Exercise prompt: Reply with the data below, repeated exactly in full.

Extracted records
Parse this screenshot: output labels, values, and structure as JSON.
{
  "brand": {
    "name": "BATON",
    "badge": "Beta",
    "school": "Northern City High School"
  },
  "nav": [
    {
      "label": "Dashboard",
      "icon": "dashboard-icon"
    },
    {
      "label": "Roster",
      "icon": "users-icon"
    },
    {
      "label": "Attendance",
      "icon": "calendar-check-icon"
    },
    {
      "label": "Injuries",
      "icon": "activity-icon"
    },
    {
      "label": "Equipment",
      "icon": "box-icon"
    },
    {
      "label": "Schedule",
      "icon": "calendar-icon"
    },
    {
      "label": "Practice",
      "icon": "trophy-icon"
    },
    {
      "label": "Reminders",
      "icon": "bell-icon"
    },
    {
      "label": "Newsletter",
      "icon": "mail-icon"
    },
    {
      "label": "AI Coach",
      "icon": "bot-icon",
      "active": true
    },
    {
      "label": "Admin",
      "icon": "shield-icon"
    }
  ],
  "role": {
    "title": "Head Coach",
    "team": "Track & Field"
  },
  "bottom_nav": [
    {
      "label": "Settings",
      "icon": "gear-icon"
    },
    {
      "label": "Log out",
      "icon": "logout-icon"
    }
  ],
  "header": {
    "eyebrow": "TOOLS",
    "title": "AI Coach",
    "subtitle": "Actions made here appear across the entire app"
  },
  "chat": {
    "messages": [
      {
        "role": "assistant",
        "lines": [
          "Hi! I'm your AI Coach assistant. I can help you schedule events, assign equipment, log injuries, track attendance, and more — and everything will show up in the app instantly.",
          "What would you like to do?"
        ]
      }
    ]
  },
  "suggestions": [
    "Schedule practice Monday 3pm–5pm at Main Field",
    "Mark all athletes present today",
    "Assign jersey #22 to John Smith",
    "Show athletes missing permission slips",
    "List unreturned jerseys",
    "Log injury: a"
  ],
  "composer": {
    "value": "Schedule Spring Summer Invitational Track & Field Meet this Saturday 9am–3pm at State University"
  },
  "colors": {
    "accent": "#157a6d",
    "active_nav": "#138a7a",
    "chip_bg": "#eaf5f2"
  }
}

Final answer:
Parse this screenshot: output labels, values, and structure as JSON.
{
  "brand": {
    "name": "BATON",
    "badge": "Beta",
    "school": "Northern City High School"
  },
  "nav": [
    {
      "label": "Dashboard",
      "icon": "dashboard-icon"
    },
    {
      "label": "Roster",
      "icon": "users-icon"
    },
    {
      "label": "Attendance",
      "icon": "calendar-check-icon"
    },
    {
      "label": "Injuries",
      "icon": "activity-icon"
    },
    {
      "label": "Equipment",
      "icon": "box-icon"
    },
    {
      "label": "Schedule",
      "icon": "calendar-icon"
    },
    {
      "label": "Practice",
      "icon": "trophy-icon"
    },
    {
      "label": "Reminders",
      "icon": "bell-icon"
    },
    {
      "label": "Newsletter",
      "icon": "mail-icon"
    },
    {
      "label": "AI Coach",
      "icon": "bot-icon",
      "active": true
    },
    {
      "label": "Admin",
      "icon": "shield-icon"
    }
  ],
  "role": {
    "title": "Head Coach",
    "team": "Track & Field"
  },
  "bottom_nav": [
    {
      "label": "Settings",
      "icon": "gear-icon"
    },
    {
      "label": "Log out",
      "icon": "logout-icon"
    }
  ],
  "header": {
    "eyebrow": "TOOLS",
    "title": "AI Coach",
    "subtitle": "Actions made here appear across the entire app"
  },
  "chat": {
    "messages": [
      {
        "role": "assistant",
        "lines": [
          "Hi! I'm your AI Coach assistant. I can help you schedule events, assign equipment, log injuries, track attendance, and more — and everything will show up in the app instantly.",
          "What would you like to do?"
        ]
      }
    ]
  },
  "suggestions": [
    "Schedule practice Monday 3pm–5pm at Main Field",
    "Mark all athletes present today",
    "Assign jersey #22 to John Smith",
    "Show athletes missing permission slips",
    "List unreturned jerseys",
    "Log injury: a"
  ],
  "composer": {
    "value": "Schedule Spring Summer Invitational Track & Field Meet this Saturday 9am–3pm at State University"
  },
  "colors": {
    "accent": "#157a6d",
    "active_nav": "#138a7a",
    "chip_bg": "#eaf5f2"
  }
}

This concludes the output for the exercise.